_WHAT IS REQUIRED_:
In the data that follows, count each line holding the string "icon"; answer with the number only.

Start of RECORDS PROVIDED

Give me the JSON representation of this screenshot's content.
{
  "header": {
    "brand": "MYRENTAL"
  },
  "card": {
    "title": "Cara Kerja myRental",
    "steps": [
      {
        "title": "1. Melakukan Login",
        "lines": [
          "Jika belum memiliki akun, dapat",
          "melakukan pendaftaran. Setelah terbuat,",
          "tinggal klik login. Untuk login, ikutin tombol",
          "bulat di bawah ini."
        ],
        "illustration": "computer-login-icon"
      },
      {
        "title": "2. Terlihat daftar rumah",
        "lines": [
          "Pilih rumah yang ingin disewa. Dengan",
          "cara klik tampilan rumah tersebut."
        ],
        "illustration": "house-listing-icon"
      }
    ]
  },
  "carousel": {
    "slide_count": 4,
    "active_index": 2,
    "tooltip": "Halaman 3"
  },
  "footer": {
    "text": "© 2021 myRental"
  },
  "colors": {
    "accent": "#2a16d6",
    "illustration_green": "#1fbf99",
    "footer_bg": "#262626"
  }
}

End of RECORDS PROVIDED

_SOLUTION TO THIS TASK_:
2